Overall, if you’re willing to accept the shortcomings and embrace the silliness, “Godzilla Vs. Kong” still gets the job done — the colors alone make for a dynamic HDR demo reel — but like a lot of modern films that rank high on the “Tomato Meter,” it’s nothing that resembles a great movie, even of the popcorn variety. It also comes up short compared to Gareth Edwards’ 2014 “Godzilla,” which remains the best film of this cycle, warts and all.
Warner’s outstanding 4K UHD presentation of “Godzilla Vs. Kong” is now available along with Atmos sound and a Digital HD copy. The combo pack also includes the Blu-Ray and a slew of behind-the-scenes featurettes.
THE LOVEBIRDS DVD (86/94 mins., 2020, R/Unrated; Paramount): One of the first films that went straight to Netflix after COVID initially hit was this agreeable farce starring comics Kumail Nanjiani and Issa Rae as a couple who try to rekindle the spark that brought them together after they get wrapped up in a murder and assorted mayhem. Michael Showalter gets a load of mileage out of the chemistry between both comics, who are quite likeable in this setting and laughs that – while firmly R rated – don’t stray as far over the line into the “raunch zone” as one might fear. Paramount’s DVD (1.85, 5.1) is now available featuring both the R-rated “theatrical cut” and an Unrated, extended version with a Digital Copy, deleted scenes and a gag reel included on the supplemental side.
New from the “Paramount Presents” line is a long-anticipated Blu-Ray of cult favorite MOMMIE DEAREST as well as the superior 1959 VistaVision western LAST TRAIN FROM GUN HILL (94 mins., 1959). This John Sturges-directed affair pits marshal Kirk Douglas against cattle baron (and old friend) Anthony Quinn, whose minion (and son) just murdered Douglas’ Indian wife. Strong character drama and engaged performances from both stars make this highly recommended for genre fans, the movie co-starring later TV mainstays Carolyn Jones and Earl Holliman and boasting a Dimitri Tiomkin score.
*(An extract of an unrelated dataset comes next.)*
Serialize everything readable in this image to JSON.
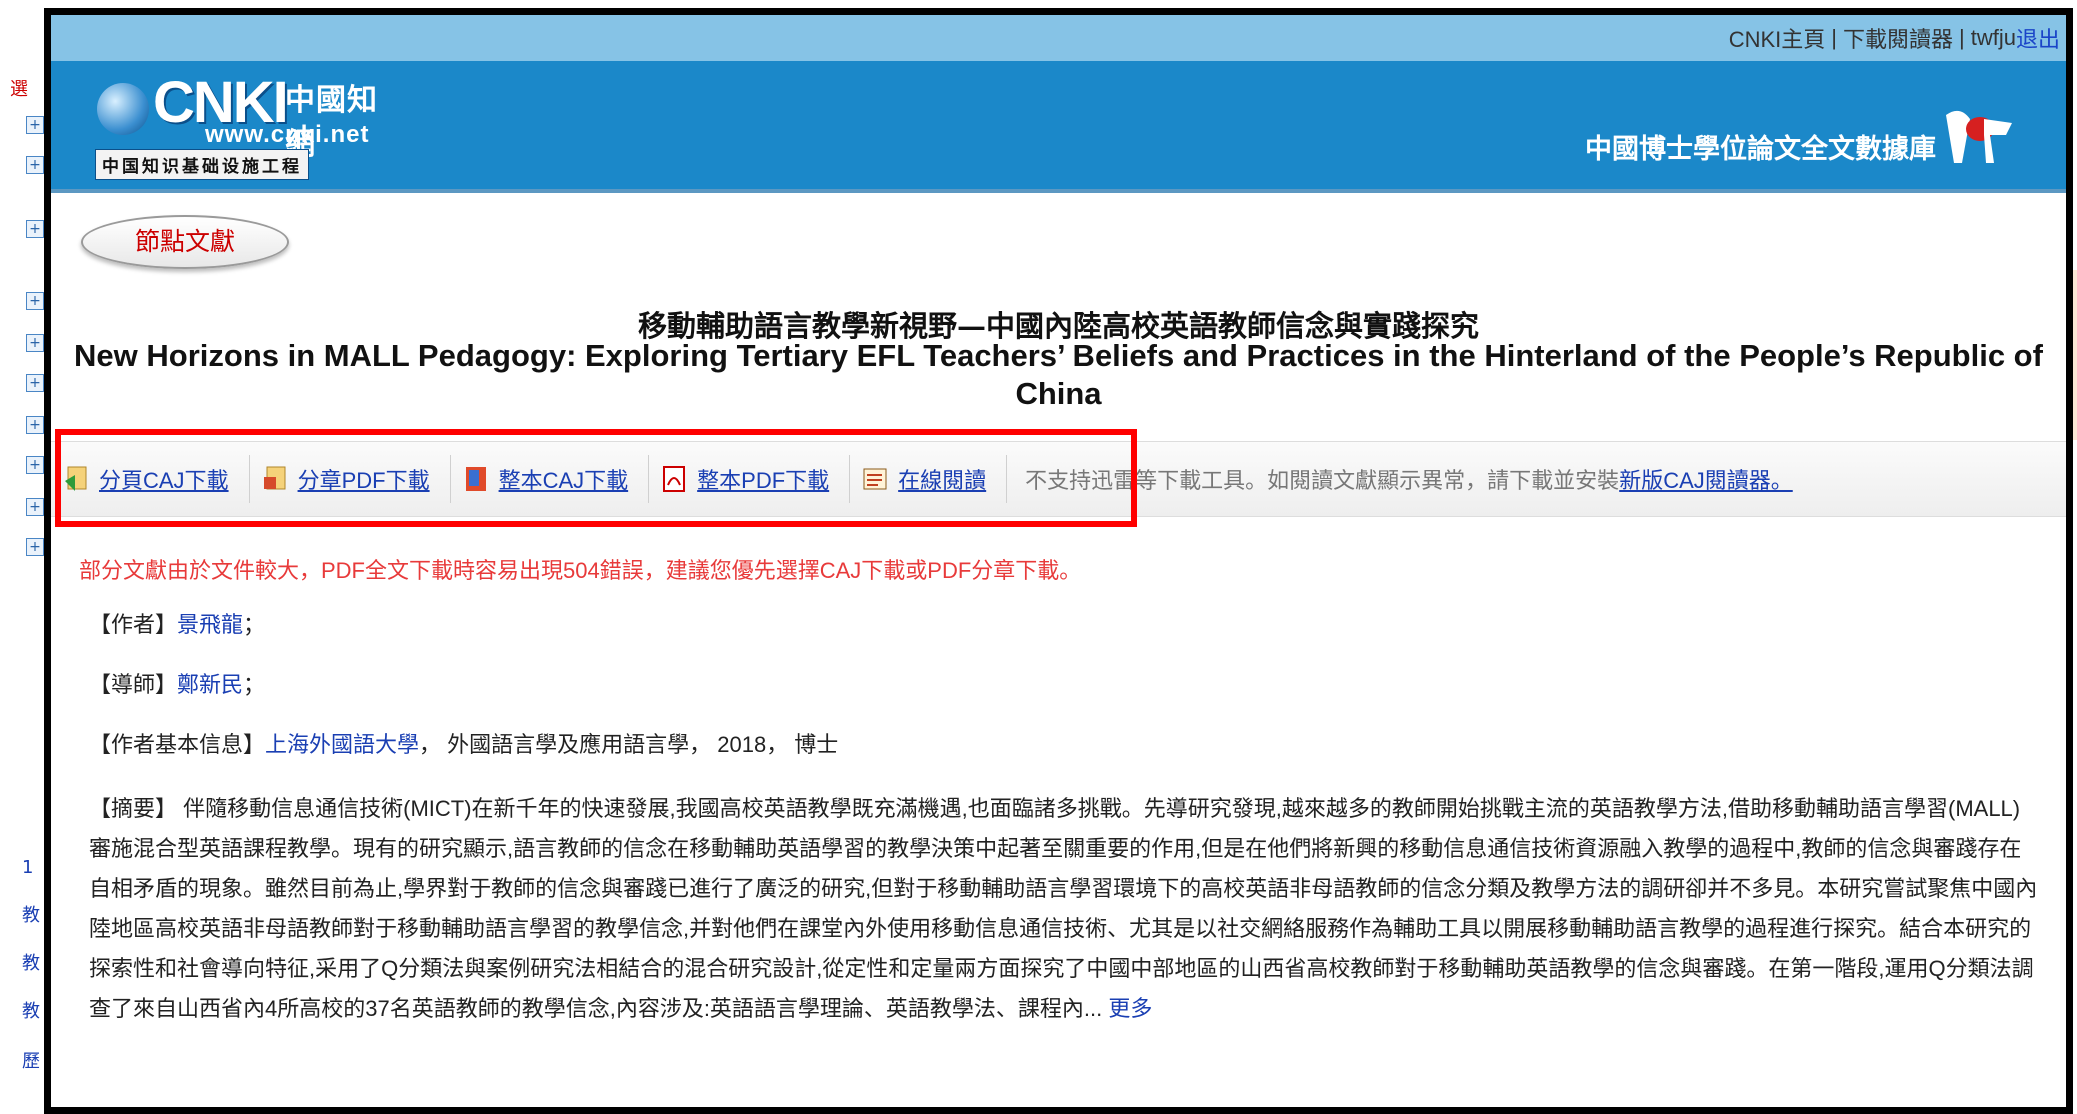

Paramount’s gorgeous Blu-Ray (1.85) hails from another superb remaster with a brief Leonard Maltin tribute to the film, trailers and a Digital HD code.